Output:

"Seq Scan on blog_blog  (cost=0.00..92.00 rows=1 width=472)\n  Filter: (to_tsvector(COALESCE(tagline, ''::text)) @@ plainto_tsquery('recipes'::text))"

 

We can see Django internally uses the to_tsvector and plainto_tsquery functions when we use a search(__search) filter.

 

Using annotate queryset

In case we need to search for multiple fields, then we need to annotate the queryset using Django’s SearchVector:

>>>from django.contrib.postgres.search import SearchVector

>>>Blog.objects.annotate(search=SearchVector('name','tagline')).filter(search='recipes')



output:

<QuerySet [<Blog: recipes>, <Blog: veggie>]>

 

Let’s check the explain plan in Django:

>>>Blog.objects.annotate(search=SearchVector('name','tagline')).filter(search='recipes').explain()

"Seq Scan on blog_blog  (cost=0.00..93.06 rows=1 width=504)\n  Filter: (to_tsvector((((COALESCE(name, ''::character varying))::text || ' '::text) || COALESCE(tagline, ''::text))) @@ plainto_tsquery('recipes'::text))"

 

We can observe that sequential scan is used again and according to the query plan it is slower than the sequential scan of the LIKE query used before.

Now, we have a nice approach to have faceted search using full-text search, except for performance. We can improve the performance in two ways:

  • Precompute the to_tsvector
  • Add an index

 

Precompute the to_tsvector and add an index

When we say we want to precompute the to_tsvector that means we know the fields on which we will search. To precompute to_tsvector Django provides the SearchVectorField we need to add to the Django model:

# models.py

from django.contrib.postgres.search import SearchVectorField



class Blog(models.Model):

   name = models.CharField(max_length=100)

   tagline = models.TextField()

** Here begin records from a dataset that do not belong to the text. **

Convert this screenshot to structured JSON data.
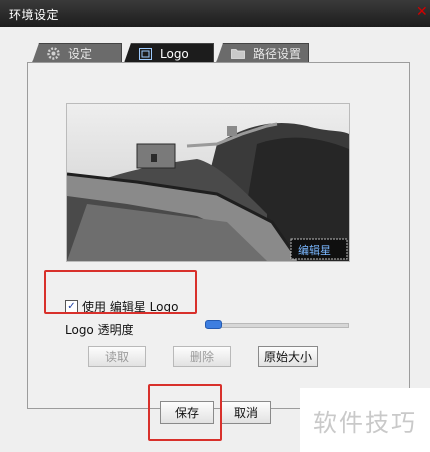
{
  "window": {
    "title": "环境设定",
    "close_glyph": "✕"
  },
  "tabs": [
    {
      "label": "设定",
      "icon": "gear-icon",
      "active": false
    },
    {
      "label": "Logo",
      "icon": "image-icon",
      "active": true
    },
    {
      "label": "路径设置",
      "icon": "folder-icon",
      "active": false
    }
  ],
  "logo_panel": {
    "preview_badge": "编辑星",
    "use_logo_checkbox": {
      "label": "使用 编辑星 Logo",
      "checked": true
    },
    "transparency": {
      "label": "Logo 透明度",
      "value_fraction": 0.0
    },
    "buttons": {
      "read": "读取",
      "delete": "删除",
      "original_size": "原始大小"
    }
  },
  "footer": {
    "save": "保存",
    "cancel": "取消"
  },
  "watermark": {
    "text": "软件技巧"
  },
  "colors": {
    "highlight": "#d8302b",
    "titlebar": "#1d1d1d",
    "active_tab": "#1c1c1c"
  }
}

   lang = models.CharField(max_length=100, default='english')

   search = SearchVectorField(null=True)



   def __str__(self):

       return self.name

 

Now, create the migrations and apply them:

$ python manage.py makemigrations

makemigrations will create migration_number.py files in your app’s migrations folders. These lines of code are nothing but statements that help in creating actual fields in your respective database, similar to SQL statements.

We have to apply migrations created by the above command. By this command migrations get reflected into the database.

   $ python manage.py migrate

 

Update the existing records:

>>> from django.contrib.postgres.search import SearchVector

>>> Blog.objects.all().update(search=SearchVector('name'))

 

The preferred index type for searching columns with text (or JSON) is a Generalized Inverted Index or GIN index.

Add the GIN index to model meta class:

# models.py

from django.contrib.postgres.indexes import GinIndex



class Blog(models.Model):

   name = models.CharField(max_length=100)

   tagline = models.TextField()

   lang = models.CharField(max_length=100, default='english')

   search = SearchVectorField(null=True)



   class Meta:

        indexes = [

            GinIndex(fields=['search']),

        ]



   def __str__(self):

       return self.name







>>> from blog.models import Blog

>>> Blog.objects.filter(search='recipes')



output:

<QuerySet [<Blog: recipes>]>

 

Let’s check the explain plan in Django:

>>> Blog.objects.filter(search='recipes').explain()



output:

"Seq Scan on blog_blog  (cost=0.00..4.15 rows=1 width=504)\n  Filter: (search @@ plainto_tsquery('recipes'::text))"

 

As we can see, when we apply an index on the columns, we get much better performance while searching for the records. 

In this way we have implemented faceted search using PostgreSQL by full-text search technique.

Tech stack used:

Python = 3.7

Django = 3.0.2

PostgreSQL = 12

 

References:

https://docs.djangoproject.com/en/3.0/ref/contrib/postgres/search/

https://www.postgresql.org/docs/current/textsearch.html